-- RECORDS FOR THIS EXERCISE --
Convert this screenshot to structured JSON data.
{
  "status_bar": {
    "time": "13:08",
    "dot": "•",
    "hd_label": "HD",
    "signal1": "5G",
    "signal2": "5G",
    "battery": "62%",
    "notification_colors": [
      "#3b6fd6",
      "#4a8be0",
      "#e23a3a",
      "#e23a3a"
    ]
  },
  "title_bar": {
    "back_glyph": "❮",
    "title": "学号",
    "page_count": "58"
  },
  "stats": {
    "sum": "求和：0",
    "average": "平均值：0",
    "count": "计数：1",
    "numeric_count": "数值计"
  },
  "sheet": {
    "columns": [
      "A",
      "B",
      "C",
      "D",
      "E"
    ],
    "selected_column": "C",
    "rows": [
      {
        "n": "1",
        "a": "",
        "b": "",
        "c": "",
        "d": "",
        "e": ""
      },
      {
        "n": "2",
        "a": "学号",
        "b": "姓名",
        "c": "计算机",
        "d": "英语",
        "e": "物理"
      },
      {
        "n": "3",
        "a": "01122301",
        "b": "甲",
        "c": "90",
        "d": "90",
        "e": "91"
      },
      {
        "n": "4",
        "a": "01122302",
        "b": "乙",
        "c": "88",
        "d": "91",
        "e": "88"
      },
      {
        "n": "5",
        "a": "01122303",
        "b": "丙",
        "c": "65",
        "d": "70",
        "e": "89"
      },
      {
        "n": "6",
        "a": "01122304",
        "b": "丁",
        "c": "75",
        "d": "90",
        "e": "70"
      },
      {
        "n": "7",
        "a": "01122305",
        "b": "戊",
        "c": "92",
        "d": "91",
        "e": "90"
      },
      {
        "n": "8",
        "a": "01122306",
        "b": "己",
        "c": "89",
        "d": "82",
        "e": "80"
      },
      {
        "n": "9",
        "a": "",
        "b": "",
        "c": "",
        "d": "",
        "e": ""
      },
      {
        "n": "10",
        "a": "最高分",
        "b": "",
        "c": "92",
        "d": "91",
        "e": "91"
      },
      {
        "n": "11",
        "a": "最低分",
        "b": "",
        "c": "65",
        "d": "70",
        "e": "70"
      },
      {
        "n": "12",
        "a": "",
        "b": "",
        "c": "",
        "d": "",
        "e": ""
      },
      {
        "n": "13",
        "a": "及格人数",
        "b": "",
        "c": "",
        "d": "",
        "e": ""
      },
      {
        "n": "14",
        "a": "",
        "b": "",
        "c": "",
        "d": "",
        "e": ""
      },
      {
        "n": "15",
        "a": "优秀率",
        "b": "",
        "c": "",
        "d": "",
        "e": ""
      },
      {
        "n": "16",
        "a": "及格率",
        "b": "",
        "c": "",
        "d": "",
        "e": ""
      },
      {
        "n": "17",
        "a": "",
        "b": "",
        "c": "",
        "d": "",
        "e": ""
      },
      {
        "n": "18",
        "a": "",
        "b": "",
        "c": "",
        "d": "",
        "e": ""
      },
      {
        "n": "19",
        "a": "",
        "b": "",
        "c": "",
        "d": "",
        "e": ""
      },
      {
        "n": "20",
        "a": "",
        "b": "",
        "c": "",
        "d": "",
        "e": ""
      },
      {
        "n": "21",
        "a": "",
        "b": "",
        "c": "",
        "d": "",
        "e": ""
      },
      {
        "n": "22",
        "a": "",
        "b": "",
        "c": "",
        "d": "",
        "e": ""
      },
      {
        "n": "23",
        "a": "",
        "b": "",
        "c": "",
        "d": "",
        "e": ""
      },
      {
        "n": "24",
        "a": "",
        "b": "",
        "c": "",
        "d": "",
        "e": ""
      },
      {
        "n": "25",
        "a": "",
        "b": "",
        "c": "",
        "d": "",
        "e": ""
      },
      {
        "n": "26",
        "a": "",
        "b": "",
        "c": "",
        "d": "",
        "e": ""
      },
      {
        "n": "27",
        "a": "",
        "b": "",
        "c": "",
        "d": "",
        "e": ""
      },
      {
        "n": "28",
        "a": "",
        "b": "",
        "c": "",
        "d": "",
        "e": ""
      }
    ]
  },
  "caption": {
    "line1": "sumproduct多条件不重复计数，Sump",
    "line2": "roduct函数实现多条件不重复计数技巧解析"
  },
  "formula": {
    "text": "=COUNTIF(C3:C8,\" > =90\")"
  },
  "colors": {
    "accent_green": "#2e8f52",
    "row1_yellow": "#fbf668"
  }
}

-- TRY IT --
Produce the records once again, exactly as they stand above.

-- REPLY TO THE TASK --
Convert this screenshot to structured JSON data.
{
  "status_bar": {
    "time": "13:08",
    "dot": "•",
    "hd_label": "HD",
    "signal1": "5G",
    "signal2": "5G",
    "battery": "62%",
    "notification_colors": [
      "#3b6fd6",
      "#4a8be0",
      "#e23a3a",
      "#e23a3a"
    ]
  },
  "title_bar": {
    "back_glyph": "❮",
    "title": "学号",
    "page_count": "58"
  },
  "stats": {
    "sum": "求和：0",
    "average": "平均值：0",
    "count": "计数：1",
    "numeric_count": "数值计"
  },
  "sheet": {
    "columns": [
      "A",
      "B",
      "C",
      "D",
      "E"
    ],
    "selected_column": "C",
    "rows": [
      {
        "n": "1",
        "a": "",
        "b": "",
        "c": "",
        "d": "",
        "e": ""
      },
      {
        "n": "2",
        "a": "学号",
        "b": "姓名",
        "c": "计算机",
        "d": "英语",
        "e": "物理"
      },
      {
        "n": "3",
        "a": "01122301",
        "b": "甲",
        "c": "90",
        "d": "90",
        "e": "91"
      },
      {
        "n": "4",
        "a": "01122302",
        "b": "乙",
        "c": "88",
        "d": "91",
        "e": "88"
      },
      {
        "n": "5",
        "a": "01122303",
        "b": "丙",
        "c": "65",
        "d": "70",
        "e": "89"
      },
      {
        "n": "6",
        "a": "01122304",
        "b": "丁",
        "c": "75",
        "d": "90",
        "e": "70"
      },
      {
        "n": "7",
        "a": "01122305",
        "b": "戊",
        "c": "92",
        "d": "91",
        "e": "90"
      },
      {
        "n": "8",
        "a": "01122306",
        "b": "己",
        "c": "89",
        "d": "82",
        "e": "80"
      },
      {
        "n": "9",
        "a": "",
        "b": "",
        "c": "",
        "d": "",
        "e": ""
      },
      {
        "n": "10",
        "a": "最高分",
        "b": "",
        "c": "92",
        "d": "91",
        "e": "91"
      },
      {
        "n": "11",
        "a": "最低分",
        "b": "",
        "c": "65",
        "d": "70",
        "e": "70"
      },
      {
        "n": "12",
        "a": "",
        "b": "",
        "c": "",
        "d": "",
        "e": ""
      },
      {
        "n": "13",
        "a": "及格人数",
        "b": "",
        "c": "",
        "d": "",
        "e": ""
      },
      {
        "n": "14",
        "a": "",
        "b": "",
        "c": "",
        "d": "",
        "e": ""
      },
      {
        "n": "15",
        "a": "优秀率",
        "b": "",
        "c": "",
        "d": "",
        "e": ""
      },
      {
        "n": "16",
        "a": "及格率",
        "b": "",
        "c": "",
        "d": "",
        "e": ""
      },
      {
        "n": "17",
        "a": "",
        "b": "",
        "c": "",
        "d": "",
        "e": ""
      },
      {
        "n": "18",
        "a": "",
        "b": "",
        "c": "",
        "d": "",
        "e": ""
      },
      {
        "n": "19",
        "a": "",
        "b": "",
        "c": "",
        "d": "",
        "e": ""
      },
      {
        "n": "20",
        "a": "",
        "b": "",
        "c": "",
        "d": "",
        "e": ""
      },
      {
        "n": "21",
        "a": "",
        "b": "",
        "c": "",
        "d": "",
        "e": ""
      },
      {
        "n": "22",
        "a": "",
        "b": "",
        "c": "",
        "d": "",
        "e": ""
      },
      {
        "n": "23",
        "a": "",
        "b": "",
        "c": "",
        "d": "",
        "e": ""
      },
      {
        "n": "24",
        "a": "",
        "b": "",
        "c": "",
        "d": "",
        "e": ""
      },
      {
        "n": "25",
        "a": "",
        "b": "",
        "c": "",
        "d": "",
        "e": ""
      },
      {
        "n": "26",
        "a": "",
        "b": "",
        "c": "",
        "d": "",
        "e": ""
      },
      {
        "n": "27",
        "a": "",
        "b": "",
        "c": "",
        "d": "",
        "e": ""
      },
      {
        "n": "28",
        "a": "",
        "b": "",
        "c": "",
        "d": "",
        "e": ""
      }
    ]
  },
  "caption": {
    "line1": "sumproduct多条件不重复计数，Sump",
    "line2": "roduct函数实现多条件不重复计数技巧解析"
  },
  "formula": {
    "text": "=COUNTIF(C3:C8,\" > =90\")"
  },
  "colors": {
    "accent_green": "#2e8f52",
    "row1_yellow": "#fbf668"
  }
}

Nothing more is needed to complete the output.